Limb posture and locomotion in the Virginia opossum (Didelphis marsupialis) and in other non-cursorial mammals
Article first published online: 20 AUG 2009
Journal of Zoology
Volume 165, Issue 3, pages 303–315, November 1971
How to Cite
Jenkins, F. A. (1971), Limb posture and locomotion in the Virginia opossum (Didelphis marsupialis) and in other non-cursorial mammals. Journal of Zoology, 165: 303–315. doi: 10.1111/j.1469-7998.1971.tb02189.x
- Issue published online: 20 AUG 2009
- Article first published online: 20 AUG 2009
- Accepted 11 May 1971
Past studies of mammalian posture and locomotion have been made principally on cursorial species and current concepts are stereotyped accordingly. Mammalian limbs are usually characterized in terms of vertical orientation and parasagittal excursion; the assumption prevails that this type of stance and limb movement is typical of the class.

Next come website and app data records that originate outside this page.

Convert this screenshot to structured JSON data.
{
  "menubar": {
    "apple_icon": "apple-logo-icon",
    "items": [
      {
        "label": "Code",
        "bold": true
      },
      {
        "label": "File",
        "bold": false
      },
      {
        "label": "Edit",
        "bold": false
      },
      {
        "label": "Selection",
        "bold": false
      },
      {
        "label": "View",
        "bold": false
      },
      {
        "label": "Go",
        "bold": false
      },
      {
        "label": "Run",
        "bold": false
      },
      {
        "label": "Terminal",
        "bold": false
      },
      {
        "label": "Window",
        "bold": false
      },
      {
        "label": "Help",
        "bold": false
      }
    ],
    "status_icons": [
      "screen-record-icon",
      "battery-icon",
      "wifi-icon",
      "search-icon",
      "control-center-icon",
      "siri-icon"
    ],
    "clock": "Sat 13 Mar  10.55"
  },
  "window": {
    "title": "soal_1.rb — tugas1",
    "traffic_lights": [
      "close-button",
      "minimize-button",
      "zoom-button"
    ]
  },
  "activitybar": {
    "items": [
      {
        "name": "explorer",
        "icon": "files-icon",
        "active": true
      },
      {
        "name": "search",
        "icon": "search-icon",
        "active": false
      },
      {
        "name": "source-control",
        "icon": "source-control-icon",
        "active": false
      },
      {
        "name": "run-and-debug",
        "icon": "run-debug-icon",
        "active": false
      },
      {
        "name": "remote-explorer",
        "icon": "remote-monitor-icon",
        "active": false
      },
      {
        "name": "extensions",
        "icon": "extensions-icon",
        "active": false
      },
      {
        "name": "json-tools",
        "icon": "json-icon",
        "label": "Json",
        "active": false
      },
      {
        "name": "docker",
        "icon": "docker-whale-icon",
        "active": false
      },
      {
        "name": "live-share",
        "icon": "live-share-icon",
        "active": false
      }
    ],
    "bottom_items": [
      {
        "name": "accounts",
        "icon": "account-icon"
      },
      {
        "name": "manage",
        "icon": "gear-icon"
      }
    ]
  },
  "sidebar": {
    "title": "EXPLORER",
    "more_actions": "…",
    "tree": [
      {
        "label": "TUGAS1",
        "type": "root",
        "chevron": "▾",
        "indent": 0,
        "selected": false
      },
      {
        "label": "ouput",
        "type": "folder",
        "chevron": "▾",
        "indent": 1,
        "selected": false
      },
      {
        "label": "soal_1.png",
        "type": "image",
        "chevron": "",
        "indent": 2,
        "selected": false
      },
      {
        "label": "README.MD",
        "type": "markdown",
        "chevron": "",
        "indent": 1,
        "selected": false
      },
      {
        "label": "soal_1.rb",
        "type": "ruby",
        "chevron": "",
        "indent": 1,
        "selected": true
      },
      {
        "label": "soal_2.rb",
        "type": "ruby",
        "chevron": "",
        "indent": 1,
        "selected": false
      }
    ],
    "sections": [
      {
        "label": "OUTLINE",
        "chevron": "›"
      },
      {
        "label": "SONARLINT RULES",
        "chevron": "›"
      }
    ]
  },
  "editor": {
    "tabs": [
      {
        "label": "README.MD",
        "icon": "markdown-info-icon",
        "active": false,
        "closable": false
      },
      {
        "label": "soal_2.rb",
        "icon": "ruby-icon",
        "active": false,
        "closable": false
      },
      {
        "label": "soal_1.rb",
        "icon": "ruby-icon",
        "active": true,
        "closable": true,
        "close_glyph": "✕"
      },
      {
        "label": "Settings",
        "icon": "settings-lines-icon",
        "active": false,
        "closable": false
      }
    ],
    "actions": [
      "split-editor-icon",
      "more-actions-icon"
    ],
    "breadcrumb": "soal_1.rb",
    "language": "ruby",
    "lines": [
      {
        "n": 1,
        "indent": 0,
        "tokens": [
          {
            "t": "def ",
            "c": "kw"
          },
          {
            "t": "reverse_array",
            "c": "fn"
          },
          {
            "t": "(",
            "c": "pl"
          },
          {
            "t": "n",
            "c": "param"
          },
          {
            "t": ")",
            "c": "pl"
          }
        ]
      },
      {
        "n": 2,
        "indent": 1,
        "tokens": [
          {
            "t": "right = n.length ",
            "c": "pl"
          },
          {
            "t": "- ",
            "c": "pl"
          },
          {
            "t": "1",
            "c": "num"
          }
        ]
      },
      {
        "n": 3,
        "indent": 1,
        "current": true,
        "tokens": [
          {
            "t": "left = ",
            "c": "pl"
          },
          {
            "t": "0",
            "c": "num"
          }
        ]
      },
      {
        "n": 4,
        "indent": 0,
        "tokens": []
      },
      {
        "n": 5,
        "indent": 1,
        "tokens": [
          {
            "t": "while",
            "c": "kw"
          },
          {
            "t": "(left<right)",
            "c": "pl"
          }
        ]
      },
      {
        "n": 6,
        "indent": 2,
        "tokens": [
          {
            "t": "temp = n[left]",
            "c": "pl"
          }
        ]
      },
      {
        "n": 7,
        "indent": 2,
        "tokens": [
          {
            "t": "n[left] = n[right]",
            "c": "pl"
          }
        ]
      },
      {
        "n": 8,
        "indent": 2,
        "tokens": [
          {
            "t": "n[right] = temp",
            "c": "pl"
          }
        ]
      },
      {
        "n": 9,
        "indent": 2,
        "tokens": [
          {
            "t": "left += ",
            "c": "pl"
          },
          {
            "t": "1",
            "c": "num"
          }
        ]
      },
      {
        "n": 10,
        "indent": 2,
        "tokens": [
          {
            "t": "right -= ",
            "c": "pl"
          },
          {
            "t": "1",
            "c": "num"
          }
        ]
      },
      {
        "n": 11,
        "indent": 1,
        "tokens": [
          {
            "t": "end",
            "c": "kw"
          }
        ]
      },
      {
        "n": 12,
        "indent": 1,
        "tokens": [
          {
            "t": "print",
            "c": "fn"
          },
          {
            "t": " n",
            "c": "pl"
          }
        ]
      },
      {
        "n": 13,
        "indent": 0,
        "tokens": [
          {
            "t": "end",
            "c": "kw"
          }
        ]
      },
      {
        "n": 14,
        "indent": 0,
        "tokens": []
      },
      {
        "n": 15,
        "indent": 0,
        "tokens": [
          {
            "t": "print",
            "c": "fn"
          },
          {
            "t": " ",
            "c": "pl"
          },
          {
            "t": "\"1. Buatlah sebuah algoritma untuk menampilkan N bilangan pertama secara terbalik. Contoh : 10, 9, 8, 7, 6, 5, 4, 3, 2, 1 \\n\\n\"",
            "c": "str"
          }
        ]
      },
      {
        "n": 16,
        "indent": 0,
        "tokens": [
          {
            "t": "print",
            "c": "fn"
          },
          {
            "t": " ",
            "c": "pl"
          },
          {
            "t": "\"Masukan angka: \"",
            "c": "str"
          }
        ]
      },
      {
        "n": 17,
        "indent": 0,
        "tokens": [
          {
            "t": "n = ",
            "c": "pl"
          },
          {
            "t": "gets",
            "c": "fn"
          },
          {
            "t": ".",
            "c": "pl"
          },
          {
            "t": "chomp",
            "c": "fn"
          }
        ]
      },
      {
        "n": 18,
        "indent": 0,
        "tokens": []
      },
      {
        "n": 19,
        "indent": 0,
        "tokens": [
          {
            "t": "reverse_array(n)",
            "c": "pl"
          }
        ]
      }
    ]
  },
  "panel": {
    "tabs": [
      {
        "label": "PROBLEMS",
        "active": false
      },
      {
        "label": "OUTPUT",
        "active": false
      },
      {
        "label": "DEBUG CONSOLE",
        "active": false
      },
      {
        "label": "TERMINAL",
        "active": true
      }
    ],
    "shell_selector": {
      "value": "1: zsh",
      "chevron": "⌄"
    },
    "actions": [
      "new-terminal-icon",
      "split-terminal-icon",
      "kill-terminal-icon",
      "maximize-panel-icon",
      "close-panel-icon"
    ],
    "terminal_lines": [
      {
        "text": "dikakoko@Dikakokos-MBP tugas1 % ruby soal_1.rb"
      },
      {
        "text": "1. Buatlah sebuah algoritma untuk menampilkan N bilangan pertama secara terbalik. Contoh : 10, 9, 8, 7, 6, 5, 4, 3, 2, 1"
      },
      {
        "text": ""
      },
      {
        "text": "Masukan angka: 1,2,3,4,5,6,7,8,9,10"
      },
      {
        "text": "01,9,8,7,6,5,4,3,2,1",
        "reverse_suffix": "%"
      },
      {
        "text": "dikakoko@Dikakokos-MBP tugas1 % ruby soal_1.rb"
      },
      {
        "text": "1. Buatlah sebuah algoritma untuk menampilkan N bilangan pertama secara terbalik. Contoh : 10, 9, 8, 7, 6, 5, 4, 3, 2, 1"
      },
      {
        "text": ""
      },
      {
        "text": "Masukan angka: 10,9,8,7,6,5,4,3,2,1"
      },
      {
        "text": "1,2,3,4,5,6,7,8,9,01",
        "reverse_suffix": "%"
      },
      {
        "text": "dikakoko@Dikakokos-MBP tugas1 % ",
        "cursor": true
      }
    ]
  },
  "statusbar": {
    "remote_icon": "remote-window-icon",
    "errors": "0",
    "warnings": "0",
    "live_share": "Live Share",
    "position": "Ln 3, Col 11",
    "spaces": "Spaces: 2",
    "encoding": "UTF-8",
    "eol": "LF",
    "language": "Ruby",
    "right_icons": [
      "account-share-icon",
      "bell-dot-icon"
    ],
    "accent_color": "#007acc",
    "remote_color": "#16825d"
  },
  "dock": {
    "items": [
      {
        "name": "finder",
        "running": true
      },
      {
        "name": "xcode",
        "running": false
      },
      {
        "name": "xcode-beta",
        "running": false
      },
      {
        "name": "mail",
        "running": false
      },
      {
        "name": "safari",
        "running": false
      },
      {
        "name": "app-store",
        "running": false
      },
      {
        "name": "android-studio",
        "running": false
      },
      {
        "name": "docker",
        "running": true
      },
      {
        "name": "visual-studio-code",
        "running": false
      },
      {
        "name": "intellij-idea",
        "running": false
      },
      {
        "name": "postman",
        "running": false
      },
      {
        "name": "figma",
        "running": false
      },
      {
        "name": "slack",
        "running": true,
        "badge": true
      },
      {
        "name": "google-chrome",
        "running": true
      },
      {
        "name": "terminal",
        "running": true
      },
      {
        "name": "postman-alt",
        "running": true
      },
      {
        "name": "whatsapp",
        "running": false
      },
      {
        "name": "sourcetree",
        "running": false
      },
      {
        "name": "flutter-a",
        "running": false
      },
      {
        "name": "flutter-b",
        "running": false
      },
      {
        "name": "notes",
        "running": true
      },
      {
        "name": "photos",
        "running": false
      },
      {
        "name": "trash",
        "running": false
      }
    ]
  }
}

In the present study, walking movements in eight mammalian species (Tachyglossus aculeatus, Didelphis marsupialis, Tupaia glis. Mesocricetus auratus, Rattus norvegicus, Mustela putorius, Heterohyrax brucei, and Felis domestica) were studied cineradiographically with particular attention given to limb posture and excursion relative to the parasagittal and horizontal planes. Only the cat and, to a lesser degree, the hyrax conform to the postural and locomotory pattern that has been regarded as characteristic of most terrestrial, quadrupedal mammals. In the other six species, the humeri and femora usually function in positions more horizontal than vertical and at angles oblique to the parasagittal plane. Furthermore, the excursion pattern of these species have interspecific differences; some patterns are more variable than others. The classical conception of “mammalian posture” and “mammalian locomotion” is inaccurate both as a description of the features possessed in common by living terrestrial mammals and as a hypothetical approximation of the condition in ancestral mammals. At present, non-cursorial mammals such as the opossum and tree shrew are more realistic models on which to base deductions concerning posture and locomotion in eatly mammals.